Medicaid providers, how many times have you reviewed your own documentation only to find accidental scrivener’s errors? The service note failed to denote the correct date of service (DOS)…the Physician’s Authorization and Certification for Treatment (PACT) form cited an incorrect Medicaid number…or the CPT code on a service incorrectly indicated an individual treatment when the service was clearly a group treatment. (People, we are NOT talking about forgery or altering dates of a physician’s signature…these things would be considered FRAUD. We are merely talking about scrivener’s or clerical errors).
To revise or not to revise…that is the question!
And what an important question it is. Because, so easily, innocent documentation corrections could transmute into documentation fraud. Medicaid fraud. Criminal investigations. Bad!
A recent Office of Administrative Hearings (OAH) decision gives us some guidance on when to revise or when not to revise.
St. Mary’s Home Care Services, Inc. v. NC Division of Medical Assistance (DMA) Finance Management Section Audit Unit NC DHHS was signed January 8, 2014, by Administrative Law Judge Beecher Gray, who was recently appointed as a Special Superior Court Judge. Believe me, we will miss Judge Gray at OAH. His Order in St. Mary’s Home Care was his parting good-bye.
In St. Mary’s Home Care, the Department was seeking a recoupment of $4,334,056.09. One of the reasons for the recoupment was that the Department contended that St. Mary’s had violated “best practices” in the way it had amended PACT forms and service notes.
A witness for the Department testified that “best practices” required St. Mary’s to either create a new document or to strike through the corrected portion, enter the correction, sign the name of the individual making the correction, and append an explanation for the correction to the document.
Judge Gray disagrees.
“The Agency’s misunderstanding of the policy and use of unpublished “best practices” as a justification for its decision is erroneous, in violation of rule and law, exceeds the Agency’s authority, and is arbitrary and capricious.”
“The Agency failed to meet its burden of proving St. Mary’s violated clinical coverage policy when it made changes or corrections to PACT form plans of care.”
So when should you NOT revise?

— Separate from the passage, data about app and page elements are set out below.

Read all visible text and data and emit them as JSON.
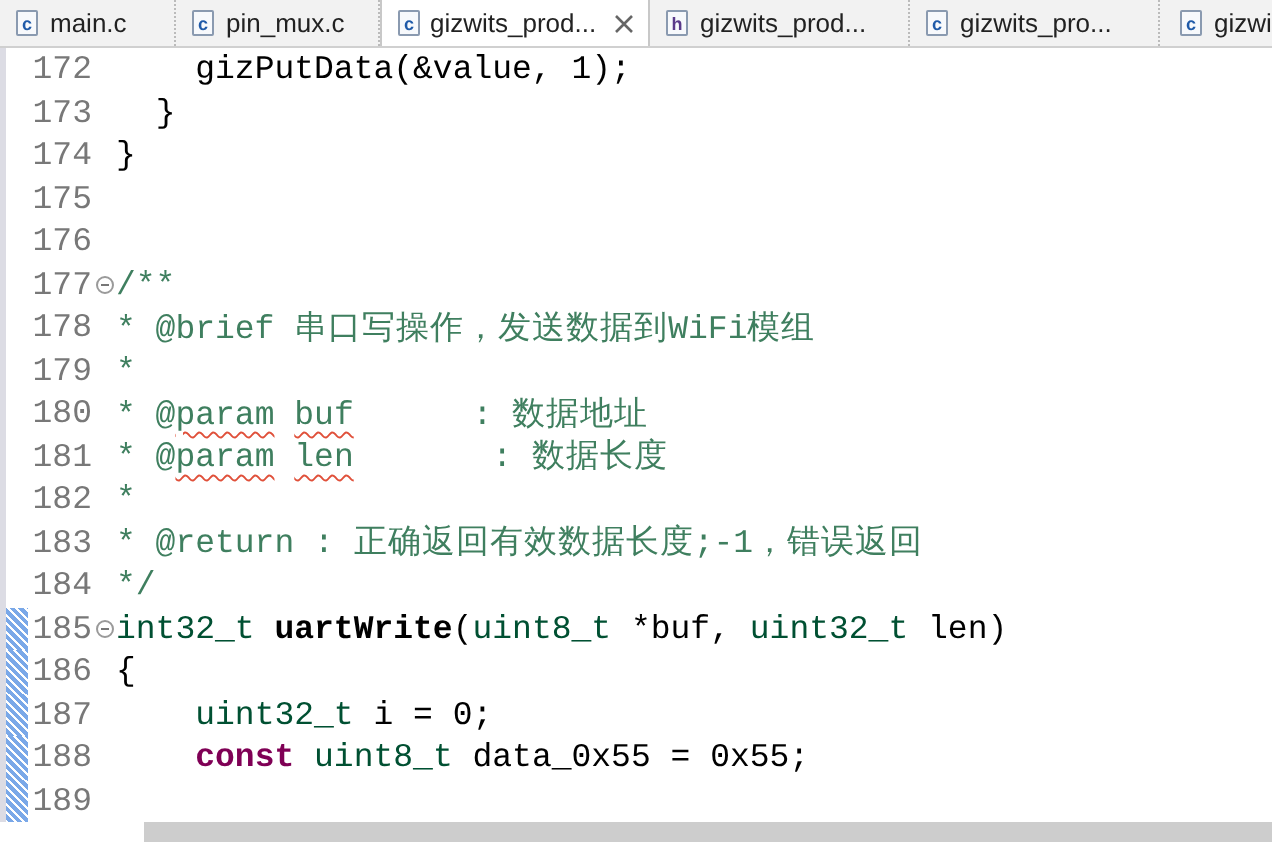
{
  "tabs": [
    {
      "file_type": "c",
      "label": "main.c",
      "selected": false,
      "closable": false
    },
    {
      "file_type": "c",
      "label": "pin_mux.c",
      "selected": false,
      "closable": false
    },
    {
      "file_type": "c",
      "label": "gizwits_prod...",
      "selected": true,
      "closable": true
    },
    {
      "file_type": "h",
      "label": "gizwits_prod...",
      "selected": false,
      "closable": false
    },
    {
      "file_type": "c",
      "label": "gizwits_pro...",
      "selected": false,
      "closable": false
    },
    {
      "file_type": "c",
      "label": "gizwi",
      "selected": false,
      "closable": false
    }
  ],
  "editor": {
    "lines": [
      {
        "number": "172",
        "fold": false,
        "changed": false,
        "tokens": [
          {
            "text": "    gizPutData(&value, 1);",
            "kind": "plain"
          }
        ]
      },
      {
        "number": "173",
        "fold": false,
        "changed": false,
        "tokens": [
          {
            "text": "  }",
            "kind": "plain"
          }
        ]
      },
      {
        "number": "174",
        "fold": false,
        "changed": false,
        "tokens": [
          {
            "text": "}",
            "kind": "plain"
          }
        ]
      },
      {
        "number": "175",
        "fold": false,
        "changed": false
      },
      {
        "number": "176",
        "fold": false,
        "changed": false
      },
      {
        "number": "177",
        "fold": true,
        "changed": false,
        "tokens": [
          {
            "text": "/**",
            "kind": "comment"
          }
        ]
      },
      {
        "number": "178",
        "fold": false,
        "changed": false,
        "tokens": [
          {
            "text": "* @brief 串口写操作，发送数据到WiFi模组",
            "kind": "comment"
          }
        ]
      },
      {
        "number": "179",
        "fold": false,
        "changed": false,
        "tokens": [
          {
            "text": "*",
            "kind": "comment"
          }
        ]
      },
      {
        "number": "180",
        "fold": false,
        "changed": false,
        "tokens": [
          {
            "text": "* @",
            "kind": "comment"
          },
          {
            "text": "param",
            "kind": "comment",
            "misspelled": true
          },
          {
            "text": " buf",
            "kind": "comment",
            "misspelled": true
          },
          {
            "text": "      : 数据地址",
            "kind": "comment"
          }
        ]
      },
      {
        "number": "181",
        "fold": false,
        "changed": false,
        "tokens": [
          {
            "text": "* @",
            "kind": "comment"
          },
          {
            "text": "param",
            "kind": "comment",
            "misspelled": true
          },
          {
            "text": " len",
            "kind": "comment",
            "misspelled": true
          },
          {
            "text": "       : 数据长度",
            "kind": "comment"
          }
        ]
      },
      {
        "number": "182",
        "fold": false,
        "changed": false,
        "tokens": [
          {
            "text": "*",
            "kind": "comment"
          }
        ]
      },
      {
        "number": "183",
        "fold": false,
        "changed": false,
        "tokens": [
          {
            "text": "* @return : 正确返回有效数据长度;-1，错误返回",
            "kind": "comment"
          }
        ]
      },
      {
        "number": "184",
        "fold": false,
        "changed": false,
        "tokens": [
          {
            "text": "*/",
            "kind": "comment"
          }
        ]
      },
      {
        "number": "185",
        "fold": true,
        "changed": true,
        "tokens": [
          {
            "text": "int32_t",
            "kind": "type"
          },
          {
            "text": " uartWrite",
            "kind": "function"
          },
          {
            "text": "(",
            "kind": "plain"
          },
          {
            "text": "uint8_t",
            "kind": "type"
          },
          {
            "text": " *buf, ",
            "kind": "plain"
          },
          {
            "text": "uint32_t",
            "kind": "type"
          },
          {
            "text": " len)",
            "kind": "plain"
          }
        ]
      },
      {
        "number": "186",
        "fold": false,
        "changed": true,
        "tokens": [
          {
            "text": "{",
            "kind": "plain"
          }
        ]
      },
      {
        "number": "187",
        "fold": false,
        "changed": true,
        "tokens": [
          {
            "text": "    uint32_t",
            "kind": "type"
          },
          {
            "text": " i = 0;",
            "kind": "plain"
          }
        ]
      },
      {
        "number": "188",
        "fold": false,
        "changed": true,
        "tokens": [
          {
            "text": "    const",
            "kind": "keyword"
          },
          {
            "text": " uint8_t",
            "kind": "type"
          },
          {
            "text": " data_0x55 = 0x55;",
            "kind": "plain"
          }
        ]
      },
      {
        "number": "189",
        "fold": false,
        "changed": true
      }
    ]
  }
}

Obviously, do not commit fraud. But, according to St. Mary’s Home Care, slight revisions to PACT forms and service notes will not be enough to warrant an overpayment.
“Go, bid the soldiers shoot.”